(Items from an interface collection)
= Beginning of Section =
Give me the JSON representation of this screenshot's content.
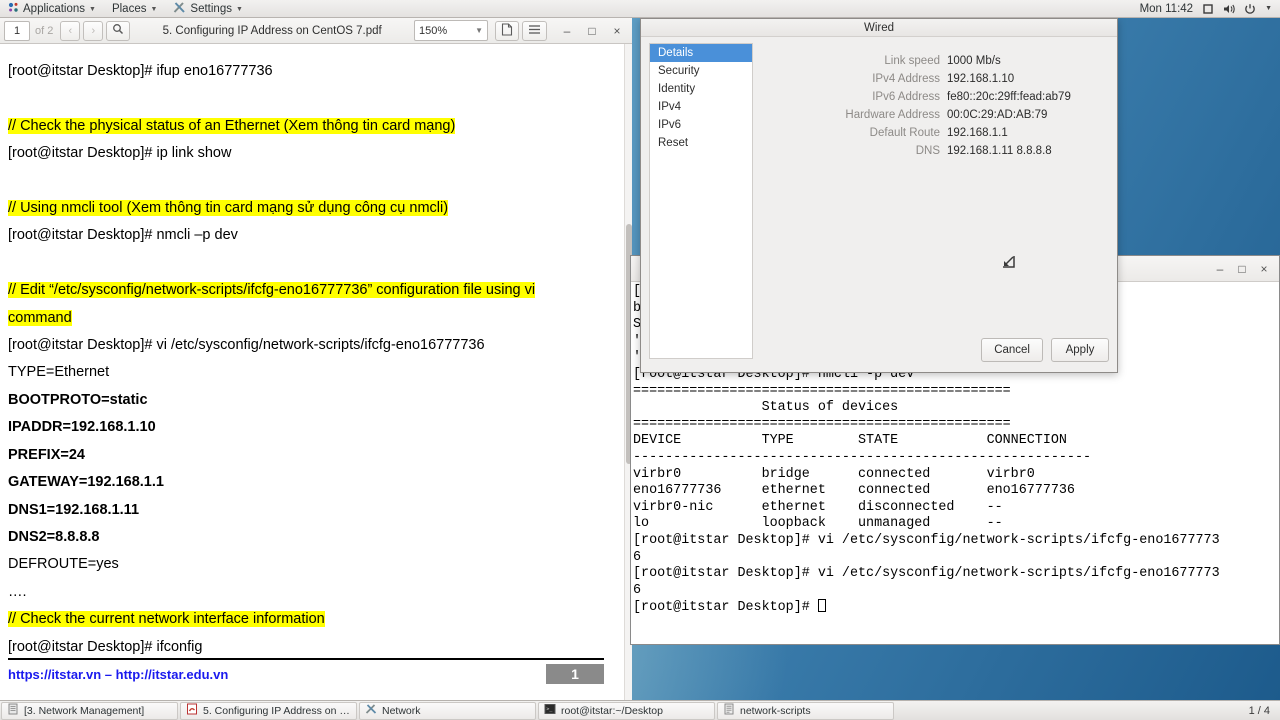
{
  "top_panel": {
    "menus": [
      {
        "label": "Applications",
        "icon": "app-grid-icon"
      },
      {
        "label": "Places",
        "icon": "places-icon"
      },
      {
        "label": "Settings",
        "icon": "settings-tools-icon"
      }
    ],
    "clock": "Mon 11:42",
    "tray": [
      "screen-icon",
      "volume-icon",
      "power-icon",
      "chevron-down-icon"
    ]
  },
  "pdf_viewer": {
    "page_current": "1",
    "page_total": "of 2",
    "prev_label": "‹",
    "next_label": "›",
    "search_icon": "search-icon",
    "title": "5. Configuring IP Address on CentOS 7.pdf",
    "zoom": "150%",
    "view_icon": "page-view-icon",
    "menu_icon": "hamburger-menu-icon",
    "minimize": "–",
    "maximize": "□",
    "close": "×",
    "document": {
      "lines": [
        {
          "text": "[root@itstar Desktop]# ifup eno16777736",
          "style": "plain"
        },
        {
          "text": "",
          "style": "blank"
        },
        {
          "text": "// Check the physical status of an Ethernet (Xem thông tin card mạng)",
          "style": "highlight"
        },
        {
          "text": "[root@itstar Desktop]# ip link show",
          "style": "plain"
        },
        {
          "text": "",
          "style": "blank"
        },
        {
          "text": "// Using nmcli tool (Xem thông tin card mạng sử dụng công cụ nmcli)",
          "style": "highlight"
        },
        {
          "text": "[root@itstar Desktop]# nmcli –p dev",
          "style": "plain"
        },
        {
          "text": "",
          "style": "blank"
        },
        {
          "text": "//   Edit   “/etc/sysconfig/network-scripts/ifcfg-eno16777736”   configuration   file   using   vi",
          "style": "highlight-justify"
        },
        {
          "text": "command",
          "style": "highlight"
        },
        {
          "text": "[root@itstar Desktop]# vi /etc/sysconfig/network-scripts/ifcfg-eno16777736",
          "style": "plain"
        },
        {
          "text": "TYPE=Ethernet",
          "style": "plain"
        },
        {
          "text": "BOOTPROTO=static",
          "style": "bold"
        },
        {
          "text": "IPADDR=192.168.1.10",
          "style": "bold"
        },
        {
          "text": "PREFIX=24",
          "style": "bold"
        },
        {
          "text": "GATEWAY=192.168.1.1",
          "style": "bold"
        },
        {
          "text": "DNS1=192.168.1.11",
          "style": "bold"
        },
        {
          "text": "DNS2=8.8.8.8",
          "style": "bold"
        },
        {
          "text": "DEFROUTE=yes",
          "style": "plain"
        },
        {
          "text": "….",
          "style": "plain"
        },
        {
          "text": "// Check the current network interface information",
          "style": "highlight"
        },
        {
          "text": "[root@itstar Desktop]# ifconfig",
          "style": "plain"
        }
      ],
      "footer_link": "https://itstar.vn – http://itstar.edu.vn",
      "footer_page": "1"
    }
  },
  "terminal": {
    "minimize": "–",
    "maximize": "□",
    "close": "×",
    "lines": [
      "[",
      "b",
      "S",
      "'",
      "'nmcli'",
      "[root@itstar Desktop]# nmcli -p dev",
      "===============================================",
      "                Status of devices",
      "===============================================",
      "DEVICE          TYPE        STATE           CONNECTION",
      "---------------------------------------------------------",
      "virbr0          bridge      connected       virbr0",
      "eno16777736     ethernet    connected       eno16777736",
      "virbr0-nic      ethernet    disconnected    --",
      "lo              loopback    unmanaged       --",
      "[root@itstar Desktop]# vi /etc/sysconfig/network-scripts/ifcfg-eno1677773",
      "6",
      "[root@itstar Desktop]# vi /etc/sysconfig/network-scripts/ifcfg-eno1677773",
      "6",
      "[root@itstar Desktop]# "
    ]
  },
  "wired_dialog": {
    "title": "Wired",
    "sidebar": [
      {
        "label": "Details",
        "selected": true
      },
      {
        "label": "Security",
        "selected": false
      },
      {
        "label": "Identity",
        "selected": false
      },
      {
        "label": "IPv4",
        "selected": false
      },
      {
        "label": "IPv6",
        "selected": false
      },
      {
        "label": "Reset",
        "selected": false
      }
    ],
    "details": [
      {
        "key": "Link speed",
        "value": "1000 Mb/s"
      },
      {
        "key": "IPv4 Address",
        "value": "192.168.1.10"
      },
      {
        "key": "IPv6 Address",
        "value": "fe80::20c:29ff:fead:ab79"
      },
      {
        "key": "Hardware Address",
        "value": "00:0C:29:AD:AB:79"
      },
      {
        "key": "Default Route",
        "value": "192.168.1.1"
      },
      {
        "key": "DNS",
        "value": "192.168.1.11 8.8.8.8"
      }
    ],
    "resize_icon": "resize-down-left-icon",
    "cancel_label": "Cancel",
    "apply_label": "Apply",
    "accent_color": "#4a90d9"
  },
  "taskbar": {
    "items": [
      {
        "label": "[3. Network Management]",
        "icon": "document-icon"
      },
      {
        "label": "5. Configuring IP Address on Cent...",
        "icon": "pdf-icon"
      },
      {
        "label": "Network",
        "icon": "settings-tools-icon"
      },
      {
        "label": "root@itstar:~/Desktop",
        "icon": "terminal-icon"
      },
      {
        "label": "network-scripts",
        "icon": "folder-document-icon"
      }
    ],
    "workspace": "1 / 4"
  }
}
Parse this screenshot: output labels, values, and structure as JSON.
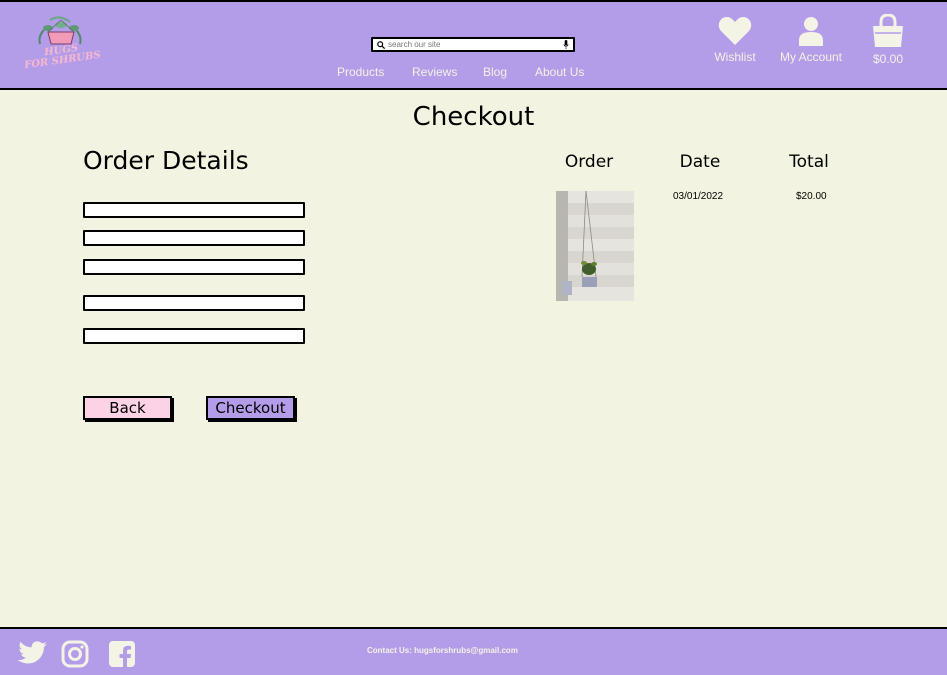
{
  "brand": {
    "name": "HUGS FOR SHRUBS",
    "line1": "HUGS",
    "line2": "FOR SHRUBS",
    "accent": "#b39ce8",
    "pink": "#fcd3e6"
  },
  "search": {
    "placeholder": "search our site"
  },
  "nav": {
    "items": [
      "Products",
      "Reviews",
      "Blog",
      "About Us"
    ]
  },
  "header_actions": {
    "wishlist": "Wishlist",
    "account": "My Account",
    "cart_total": "$0.00"
  },
  "page": {
    "title": "Checkout"
  },
  "order_details": {
    "title": "Order Details",
    "fields": [
      "",
      "",
      "",
      "",
      ""
    ]
  },
  "buttons": {
    "back": "Back",
    "checkout": "Checkout"
  },
  "order_table": {
    "headers": [
      "Order",
      "Date",
      "Total"
    ],
    "rows": [
      {
        "image": "hanging-plant-photo",
        "date": "03/01/2022",
        "total": "$20.00"
      }
    ]
  },
  "footer": {
    "contact": "Contact Us: hugsforshrubs@gmail.com",
    "socials": [
      "twitter-icon",
      "instagram-icon",
      "facebook-icon"
    ]
  }
}
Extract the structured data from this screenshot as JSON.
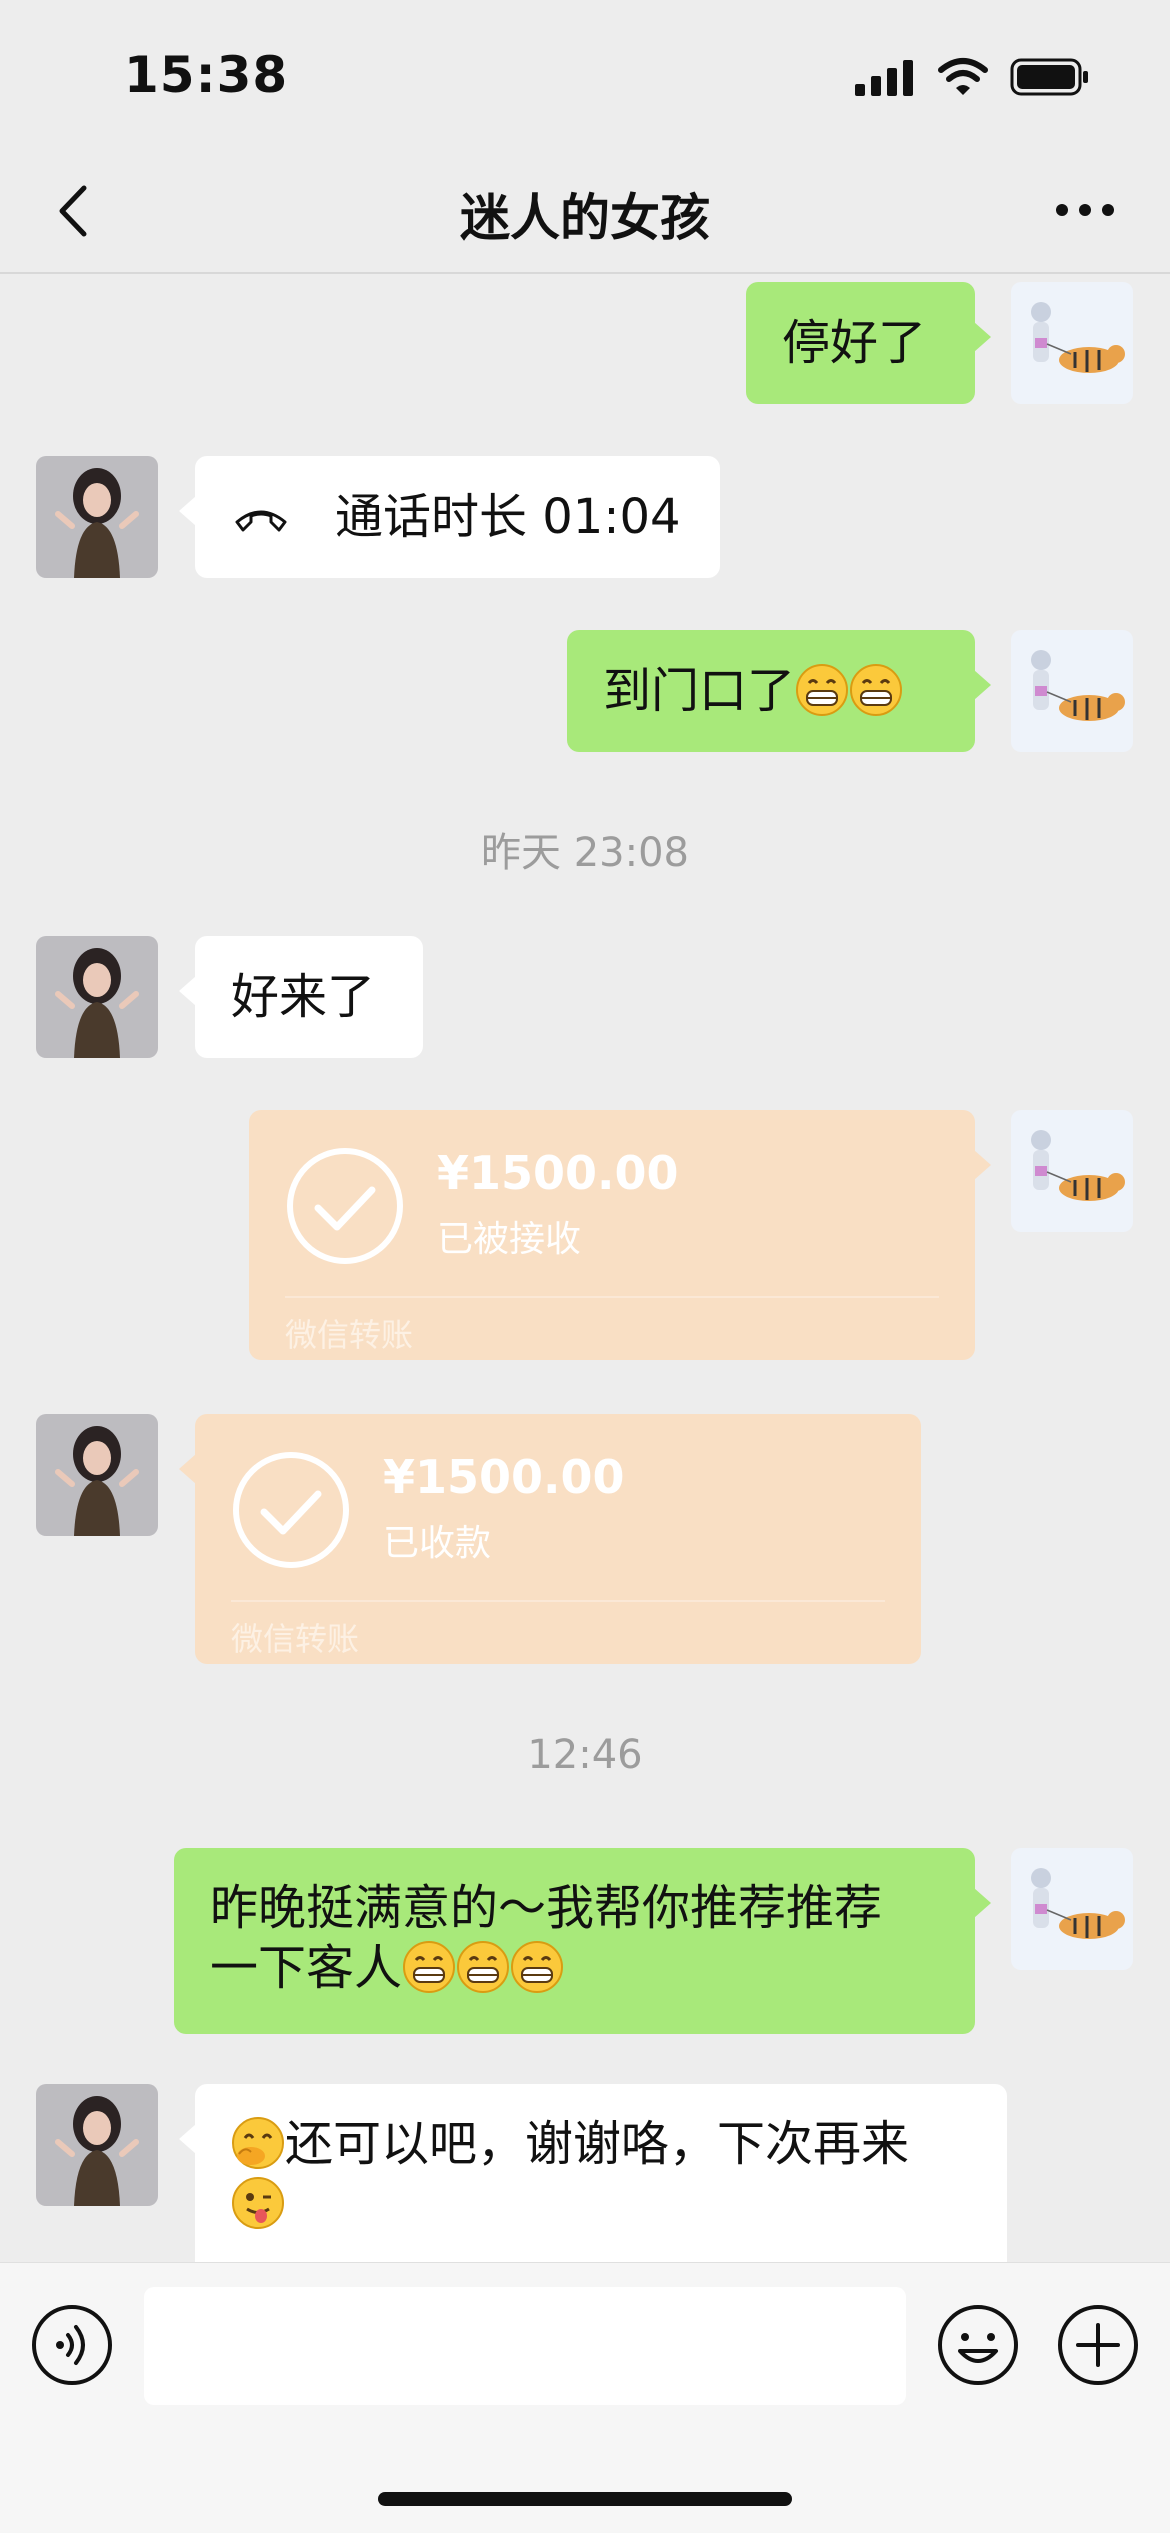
{
  "status_bar": {
    "time": "15:38"
  },
  "header": {
    "title": "迷人的女孩"
  },
  "messages": {
    "m1": {
      "text": "停好了"
    },
    "m2": {
      "text": "通话时长 01:04",
      "icon": "phone-hangup-icon"
    },
    "m3": {
      "text": "到门口了",
      "emoji": [
        "grinning-face",
        "grinning-face"
      ]
    },
    "ts1": "昨天 23:08",
    "m4": {
      "text": "好来了"
    },
    "t1": {
      "amount": "¥1500.00",
      "status": "已被接收",
      "brand": "微信转账"
    },
    "t2": {
      "amount": "¥1500.00",
      "status": "已收款",
      "brand": "微信转账"
    },
    "ts2": "12:46",
    "m5": {
      "line1": "昨晚挺满意的～我帮你推荐推荐",
      "line2": "一下客人",
      "emoji": [
        "grinning-face",
        "grinning-face",
        "grinning-face"
      ]
    },
    "m6": {
      "text": "还可以吧，谢谢咯，下次再来",
      "emoji_start": "face-with-hand-over-mouth",
      "emoji_end": "winking-face-with-tongue"
    }
  },
  "input": {
    "value": "",
    "placeholder": ""
  },
  "colors": {
    "sent_bubble": "#a8e97a",
    "received_bubble": "#ffffff",
    "transfer": "#f9dfc4",
    "background": "#ededed"
  }
}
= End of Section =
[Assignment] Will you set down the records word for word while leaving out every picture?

[Your response]
Give me the JSON representation of this screenshot's content.
{
  "top_panel": {
    "menus": [
      {
        "label": "Applications",
        "icon": "app-grid-icon"
      },
      {
        "label": "Places",
        "icon": "places-icon"
      },
      {
        "label": "Settings",
        "icon": "settings-tools-icon"
      }
    ],
    "clock": "Mon 11:42",
    "tray": [
      "screen-icon",
      "volume-icon",
      "power-icon",
      "chevron-down-icon"
    ]
  },
  "pdf_viewer": {
    "page_current": "1",
    "page_total": "of 2",
    "prev_label": "‹",
    "next_label": "›",
    "search_icon": "search-icon",
    "title": "5. Configuring IP Address on CentOS 7.pdf",
    "zoom": "150%",
    "view_icon": "page-view-icon",
    "menu_icon": "hamburger-menu-icon",
    "minimize": "–",
    "maximize": "□",
    "close": "×",
    "document": {
      "lines": [
        {
          "text": "[root@itstar Desktop]# ifup eno16777736",
          "style": "plain"
        },
        {
          "text": "",
          "style": "blank"
        },
        {
          "text": "// Check the physical status of an Ethernet (Xem thông tin card mạng)",
          "style": "highlight"
        },
        {
          "text": "[root@itstar Desktop]# ip link show",
          "style": "plain"
        },
        {
          "text": "",
          "style": "blank"
        },
        {
          "text": "// Using nmcli tool (Xem thông tin card mạng sử dụng công cụ nmcli)",
          "style": "highlight"
        },
        {
          "text": "[root@itstar Desktop]# nmcli –p dev",
          "style": "plain"
        },
        {
          "text": "",
          "style": "blank"
        },
        {
          "text": "//   Edit   “/etc/sysconfig/network-scripts/ifcfg-eno16777736”   configuration   file   using   vi",
          "style": "highlight-justify"
        },
        {
          "text": "command",
          "style": "highlight"
        },
        {
          "text": "[root@itstar Desktop]# vi /etc/sysconfig/network-scripts/ifcfg-eno16777736",
          "style": "plain"
        },
        {
          "text": "TYPE=Ethernet",
          "style": "plain"
        },
        {
          "text": "BOOTPROTO=static",
          "style": "bold"
        },
        {
          "text": "IPADDR=192.168.1.10",
          "style": "bold"
        },
        {
          "text": "PREFIX=24",
          "style": "bold"
        },
        {
          "text": "GATEWAY=192.168.1.1",
          "style": "bold"
        },
        {
          "text": "DNS1=192.168.1.11",
          "style": "bold"
        },
        {
          "text": "DNS2=8.8.8.8",
          "style": "bold"
        },
        {
          "text": "DEFROUTE=yes",
          "style": "plain"
        },
        {
          "text": "….",
          "style": "plain"
        },
        {
          "text": "// Check the current network interface information",
          "style": "highlight"
        },
        {
          "text": "[root@itstar Desktop]# ifconfig",
          "style": "plain"
        }
      ],
      "footer_link": "https://itstar.vn – http://itstar.edu.vn",
      "footer_page": "1"
    }
  },
  "terminal": {
    "minimize": "–",
    "maximize": "□",
    "close": "×",
    "lines": [
      "[",
      "b",
      "S",
      "'",
      "'nmcli'",
      "[root@itstar Desktop]# nmcli -p dev",
      "===============================================",
      "                Status of devices",
      "===============================================",
      "DEVICE          TYPE        STATE           CONNECTION",
      "---------------------------------------------------------",
      "virbr0          bridge      connected       virbr0",
      "eno16777736     ethernet    connected       eno16777736",
      "virbr0-nic      ethernet    disconnected    --",
      "lo              loopback    unmanaged       --",
      "[root@itstar Desktop]# vi /etc/sysconfig/network-scripts/ifcfg-eno1677773",
      "6",
      "[root@itstar Desktop]# vi /etc/sysconfig/network-scripts/ifcfg-eno1677773",
      "6",
      "[root@itstar Desktop]# "
    ]
  },
  "wired_dialog": {
    "title": "Wired",
    "sidebar": [
      {
        "label": "Details",
        "selected": true
      },
      {
        "label": "Security",
        "selected": false
      },
      {
        "label": "Identity",
        "selected": false
      },
      {
        "label": "IPv4",
        "selected": false
      },
      {
        "label": "IPv6",
        "selected": false
      },
      {
        "label": "Reset",
        "selected": false
      }
    ],
    "details": [
      {
        "key": "Link speed",
        "value": "1000 Mb/s"
      },
      {
        "key": "IPv4 Address",
        "value": "192.168.1.10"
      },
      {
        "key": "IPv6 Address",
        "value": "fe80::20c:29ff:fead:ab79"
      },
      {
        "key": "Hardware Address",
        "value": "00:0C:29:AD:AB:79"
      },
      {
        "key": "Default Route",
        "value": "192.168.1.1"
      },
      {
        "key": "DNS",
        "value": "192.168.1.11 8.8.8.8"
      }
    ],
    "resize_icon": "resize-down-left-icon",
    "cancel_label": "Cancel",
    "apply_label": "Apply",
    "accent_color": "#4a90d9"
  },
  "taskbar": {
    "items": [
      {
        "label": "[3. Network Management]",
        "icon": "document-icon"
      },
      {
        "label": "5. Configuring IP Address on Cent...",
        "icon": "pdf-icon"
      },
      {
        "label": "Network",
        "icon": "settings-tools-icon"
      },
      {
        "label": "root@itstar:~/Desktop",
        "icon": "terminal-icon"
      },
      {
        "label": "network-scripts",
        "icon": "folder-document-icon"
      }
    ],
    "workspace": "1 / 4"
  }
}
Parse this screenshot: output labels, values, and structure as JSON.
{
  "brand": {
    "name": "HUGS FOR SHRUBS",
    "line1": "HUGS",
    "line2": "FOR SHRUBS",
    "accent": "#b39ce8",
    "pink": "#fcd3e6"
  },
  "search": {
    "placeholder": "search our site"
  },
  "nav": {
    "items": [
      "Products",
      "Reviews",
      "Blog",
      "About Us"
    ]
  },
  "header_actions": {
    "wishlist": "Wishlist",
    "account": "My Account",
    "cart_total": "$0.00"
  },
  "page": {
    "title": "Checkout"
  },
  "order_details": {
    "title": "Order Details",
    "fields": [
      "",
      "",
      "",
      "",
      ""
    ]
  },
  "buttons": {
    "back": "Back",
    "checkout": "Checkout"
  },
  "order_table": {
    "headers": [
      "Order",
      "Date",
      "Total"
    ],
    "rows": [
      {
        "image": "hanging-plant-photo",
        "date": "03/01/2022",
        "total": "$20.00"
      }
    ]
  },
  "footer": {
    "contact": "Contact Us: hugsforshrubs@gmail.com",
    "socials": [
      "twitter-icon",
      "instagram-icon",
      "facebook-icon"
    ]
  }
}
Extract the structured data from this screenshot as JSON.
{
  "status_bar": {
    "time": "15:38"
  },
  "header": {
    "title": "迷人的女孩"
  },
  "messages": {
    "m1": {
      "text": "停好了"
    },
    "m2": {
      "text": "通话时长 01:04",
      "icon": "phone-hangup-icon"
    },
    "m3": {
      "text": "到门口了",
      "emoji": [
        "grinning-face",
        "grinning-face"
      ]
    },
    "ts1": "昨天 23:08",
    "m4": {
      "text": "好来了"
    },
    "t1": {
      "amount": "¥1500.00",
      "status": "已被接收",
      "brand": "微信转账"
    },
    "t2": {
      "amount": "¥1500.00",
      "status": "已收款",
      "brand": "微信转账"
    },
    "ts2": "12:46",
    "m5": {
      "line1": "昨晚挺满意的～我帮你推荐推荐",
      "line2": "一下客人",
      "emoji": [
        "grinning-face",
        "grinning-face",
        "grinning-face"
      ]
    },
    "m6": {
      "text": "还可以吧，谢谢咯，下次再来",
      "emoji_start": "face-with-hand-over-mouth",
      "emoji_end": "winking-face-with-tongue"
    }
  },
  "input": {
    "value": "",
    "placeholder": ""
  },
  "colors": {
    "sent_bubble": "#a8e97a",
    "received_bubble": "#ffffff",
    "transfer": "#f9dfc4",
    "background": "#ededed"
  }
}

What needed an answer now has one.